Sherri L. DeFauw1, Aaron K. Hoshide2, Patrick J. English3, Andrew Plant4, Stephan J. Goetz1, John M. Halloran5 and Robert P. Larkin5, (1)Agricultural Economics, Sociology and Education, Pennsylvania State University, University Park, PA (2)School of Economics, University of Maine, Orono, ME (3)Delta Research & Extension Center, Mississippi State University, Stoneville, MS (4)Cooperative Extension, University of Maine, Presque Isle, ME (5)USDA, ARS, New England Plant, Soil, and Water Laboratory, Orono, ME

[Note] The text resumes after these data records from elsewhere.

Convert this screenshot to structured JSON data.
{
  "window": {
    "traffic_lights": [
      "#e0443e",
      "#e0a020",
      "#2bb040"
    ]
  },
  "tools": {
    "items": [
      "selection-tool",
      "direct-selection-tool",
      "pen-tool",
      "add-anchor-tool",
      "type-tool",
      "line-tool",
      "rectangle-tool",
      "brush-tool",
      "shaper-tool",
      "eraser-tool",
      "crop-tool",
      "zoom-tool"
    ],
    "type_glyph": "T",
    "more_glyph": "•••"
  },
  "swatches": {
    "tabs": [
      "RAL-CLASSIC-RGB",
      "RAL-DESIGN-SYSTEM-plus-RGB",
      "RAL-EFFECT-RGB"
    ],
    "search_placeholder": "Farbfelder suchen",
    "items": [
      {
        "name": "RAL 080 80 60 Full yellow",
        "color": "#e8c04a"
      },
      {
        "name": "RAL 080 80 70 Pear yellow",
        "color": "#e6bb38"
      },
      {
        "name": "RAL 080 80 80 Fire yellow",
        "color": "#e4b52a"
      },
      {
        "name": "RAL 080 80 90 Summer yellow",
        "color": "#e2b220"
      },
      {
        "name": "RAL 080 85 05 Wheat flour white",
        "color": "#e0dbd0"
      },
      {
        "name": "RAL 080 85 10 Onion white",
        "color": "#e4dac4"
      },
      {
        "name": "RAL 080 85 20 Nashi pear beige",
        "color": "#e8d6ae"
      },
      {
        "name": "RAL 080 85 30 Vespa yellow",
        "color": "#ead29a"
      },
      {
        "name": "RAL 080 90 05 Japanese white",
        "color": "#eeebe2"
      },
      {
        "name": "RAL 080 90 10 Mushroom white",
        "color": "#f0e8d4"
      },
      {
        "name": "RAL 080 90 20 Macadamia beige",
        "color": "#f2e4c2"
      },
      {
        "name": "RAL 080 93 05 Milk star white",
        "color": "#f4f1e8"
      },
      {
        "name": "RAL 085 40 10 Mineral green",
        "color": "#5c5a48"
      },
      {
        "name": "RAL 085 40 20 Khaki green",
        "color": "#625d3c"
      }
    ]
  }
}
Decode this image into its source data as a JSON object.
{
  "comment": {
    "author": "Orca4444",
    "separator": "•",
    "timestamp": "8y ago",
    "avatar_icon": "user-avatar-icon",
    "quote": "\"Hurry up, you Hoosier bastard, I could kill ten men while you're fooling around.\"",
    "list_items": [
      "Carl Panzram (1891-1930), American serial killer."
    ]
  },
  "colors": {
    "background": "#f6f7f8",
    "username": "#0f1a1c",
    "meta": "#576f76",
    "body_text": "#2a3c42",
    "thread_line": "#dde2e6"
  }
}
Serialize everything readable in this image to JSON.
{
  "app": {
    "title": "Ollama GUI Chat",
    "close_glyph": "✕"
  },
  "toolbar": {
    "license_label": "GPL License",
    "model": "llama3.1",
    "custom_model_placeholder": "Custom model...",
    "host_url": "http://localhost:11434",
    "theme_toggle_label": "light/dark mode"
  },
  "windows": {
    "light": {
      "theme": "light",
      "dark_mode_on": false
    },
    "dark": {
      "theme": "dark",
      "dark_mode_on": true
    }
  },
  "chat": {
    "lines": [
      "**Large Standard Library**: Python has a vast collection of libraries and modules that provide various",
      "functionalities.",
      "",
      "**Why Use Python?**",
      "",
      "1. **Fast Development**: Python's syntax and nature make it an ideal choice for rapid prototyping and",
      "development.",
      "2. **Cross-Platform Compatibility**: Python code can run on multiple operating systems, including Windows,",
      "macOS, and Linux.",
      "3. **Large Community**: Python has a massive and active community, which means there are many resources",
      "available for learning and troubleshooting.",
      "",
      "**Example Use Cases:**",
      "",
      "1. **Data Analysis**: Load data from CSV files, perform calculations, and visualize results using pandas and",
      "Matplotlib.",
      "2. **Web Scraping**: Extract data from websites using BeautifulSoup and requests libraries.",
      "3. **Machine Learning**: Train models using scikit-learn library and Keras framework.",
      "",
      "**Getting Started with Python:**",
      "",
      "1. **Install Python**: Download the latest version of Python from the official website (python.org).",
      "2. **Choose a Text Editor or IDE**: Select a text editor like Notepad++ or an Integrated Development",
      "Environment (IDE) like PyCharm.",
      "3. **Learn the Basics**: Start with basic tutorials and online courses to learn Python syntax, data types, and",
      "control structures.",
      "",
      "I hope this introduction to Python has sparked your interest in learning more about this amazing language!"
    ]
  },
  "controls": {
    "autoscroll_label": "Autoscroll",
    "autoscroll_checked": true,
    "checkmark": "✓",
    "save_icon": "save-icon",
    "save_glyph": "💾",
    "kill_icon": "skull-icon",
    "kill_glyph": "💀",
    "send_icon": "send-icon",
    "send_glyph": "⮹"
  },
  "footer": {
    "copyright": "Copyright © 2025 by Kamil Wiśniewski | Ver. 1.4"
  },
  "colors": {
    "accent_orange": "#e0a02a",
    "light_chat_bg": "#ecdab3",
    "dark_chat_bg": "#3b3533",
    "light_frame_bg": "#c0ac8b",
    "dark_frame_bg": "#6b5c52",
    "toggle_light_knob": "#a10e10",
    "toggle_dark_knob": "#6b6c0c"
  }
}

Geospatial interdependencies of cropping systems as well as intensities of key enterprises linked to farm sizes are often overlooked components of agricultural sustainability. We have developed a remotely-sensed framework for bridging the gap between agronomic and econometric modeling families to evaluate fine-scale systems-level dynamics and farming community-based economic geography. The objectives of this investigation were to: (1) profile potato cropping systems for three sentinel counties in Maine (Aroostook, Penobscot and Oxford) using Cropland Data Layer (CDL, 2008-2012), National Agricultural Image Program (NAIP, 2009 and 2011), Common Land Unit (CLU), soils (SSURGO) and PRISM climate datasets; (2) assess dominant crop sequences and geospatial relationships of remotely-sensed enterprises; and (3) evaluate potential economic impacts of select alternate crops across 5 years using 3 potato farm model sizes (calculating representative enterprise as well as whole-farm budget scenarios). Geospatial integration of classified imagery, soils and CLUs revealed a 5-year potato footprint estimated at 63,000 ha; 87% of production soils were considered potentially highly erodible or highly erodible land. Close to 95% of Maine potato production occurs in 3 counties; potato-small grain sequences dominate Aroostook, whereas tightly-coupled potato-corn rotations characterize Penobscot and Oxford counties. Potato varied from 23,000-24,000 ha detected per annum; other crops generating positive net farm income (NFI) included broccoli (15% of potato land base), soybean, alfalfa, corn silage and canola. These agricultural systems assessments help rural communities, policy makers, and other stakeholders deepen their understanding of land base requirements (to accommodate for rotational complexities) as well as refine tracking spatiotemporal stability of productive capacity pools and potential food system security risks (linked to farmland quality, crop adjacencies and natural resource use). Development of an interactive, web-based version of these farm budget models is underway to facilitate improvements in adaptive management strategies that increase whole-farm profitability and foster sustainable land use.